* **WORK TO BE COMPLETED**:
If a line below contains "Dataset", count it. Report the final total and nothing more.

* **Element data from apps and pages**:
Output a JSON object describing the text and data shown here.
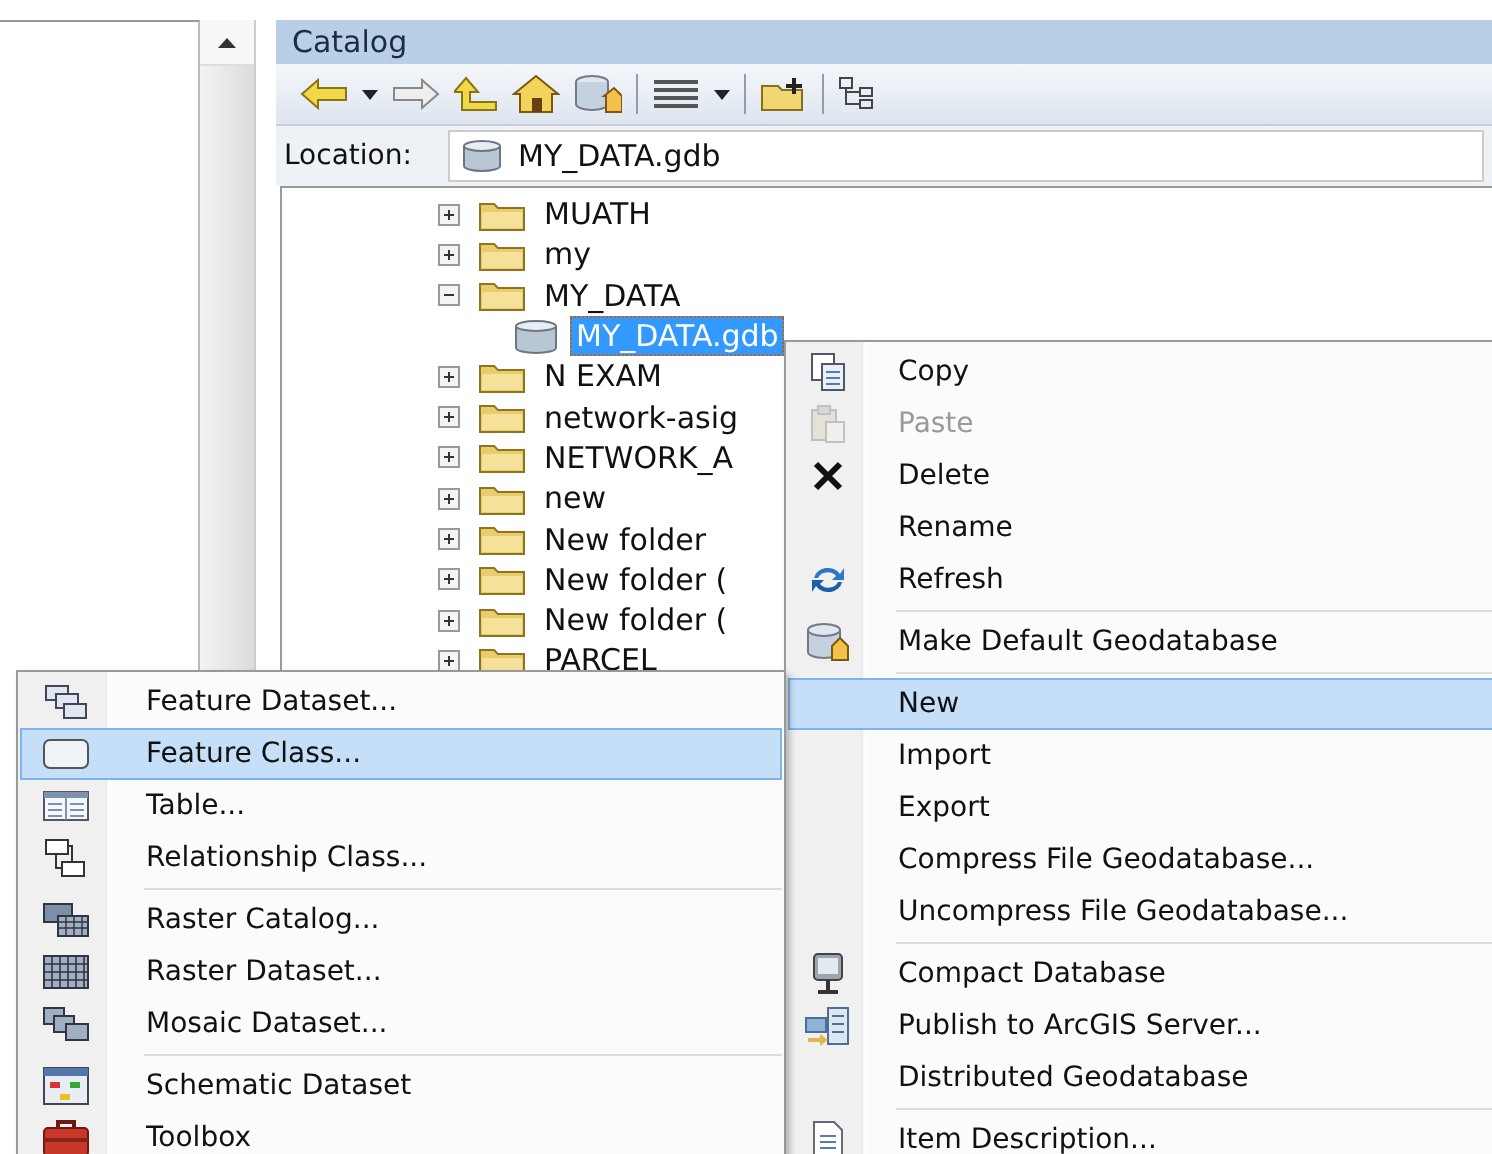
{
  "catalog": {
    "title": "Catalog",
    "location_label": "Location:",
    "location": "MY_DATA.gdb",
    "tree": [
      {
        "kind": "folder",
        "label": "MUATH",
        "expanded": false,
        "selected": false
      },
      {
        "kind": "folder",
        "label": "my",
        "expanded": false,
        "selected": false
      },
      {
        "kind": "folder",
        "label": "MY_DATA",
        "expanded": true,
        "selected": false,
        "children": [
          {
            "kind": "database",
            "label": "MY_DATA.gdb",
            "selected": true
          }
        ]
      },
      {
        "kind": "folder",
        "label": "N EXAM",
        "expanded": false,
        "selected": false
      },
      {
        "kind": "folder",
        "label": "network-asig",
        "expanded": false,
        "selected": false
      },
      {
        "kind": "folder",
        "label": "NETWORK_A",
        "expanded": false,
        "selected": false
      },
      {
        "kind": "folder",
        "label": "new",
        "expanded": false,
        "selected": false
      },
      {
        "kind": "folder",
        "label": "New folder",
        "expanded": false,
        "selected": false
      },
      {
        "kind": "folder",
        "label": "New folder (",
        "expanded": false,
        "selected": false
      },
      {
        "kind": "folder",
        "label": "New folder (",
        "expanded": false,
        "selected": false
      },
      {
        "kind": "folder",
        "label": "PARCEL",
        "expanded": false,
        "selected": false
      }
    ]
  },
  "context_menu": {
    "groups": [
      [
        {
          "label": "Copy",
          "disabled": false,
          "selected": false
        },
        {
          "label": "Paste",
          "disabled": true,
          "selected": false
        },
        {
          "label": "Delete",
          "disabled": false,
          "selected": false
        },
        {
          "label": "Rename",
          "disabled": false,
          "selected": false
        },
        {
          "label": "Refresh",
          "disabled": false,
          "selected": false
        }
      ],
      [
        {
          "label": "Make Default Geodatabase",
          "disabled": false,
          "selected": false
        }
      ],
      [
        {
          "label": "New",
          "disabled": false,
          "selected": true
        },
        {
          "label": "Import",
          "disabled": false,
          "selected": false
        },
        {
          "label": "Export",
          "disabled": false,
          "selected": false
        },
        {
          "label": "Compress File Geodatabase...",
          "disabled": false,
          "selected": false
        },
        {
          "label": "Uncompress File Geodatabase...",
          "disabled": false,
          "selected": false
        }
      ],
      [
        {
          "label": "Compact Database",
          "disabled": false,
          "selected": false
        },
        {
          "label": "Publish to ArcGIS Server...",
          "disabled": false,
          "selected": false
        },
        {
          "label": "Distributed Geodatabase",
          "disabled": false,
          "selected": false
        }
      ],
      [
        {
          "label": "Item Description...",
          "disabled": false,
          "selected": false
        }
      ]
    ]
  },
  "new_submenu": {
    "groups": [
      [
        {
          "label": "Feature Dataset...",
          "selected": false
        },
        {
          "label": "Feature Class...",
          "selected": true
        },
        {
          "label": "Table...",
          "selected": false
        },
        {
          "label": "Relationship Class...",
          "selected": false
        }
      ],
      [
        {
          "label": "Raster Catalog...",
          "selected": false
        },
        {
          "label": "Raster Dataset...",
          "selected": false
        },
        {
          "label": "Mosaic Dataset...",
          "selected": false
        }
      ],
      [
        {
          "label": "Schematic Dataset",
          "selected": false
        },
        {
          "label": "Toolbox",
          "selected": false
        }
      ]
    ]
  }
}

* **RESULT OF THE TASK**:
4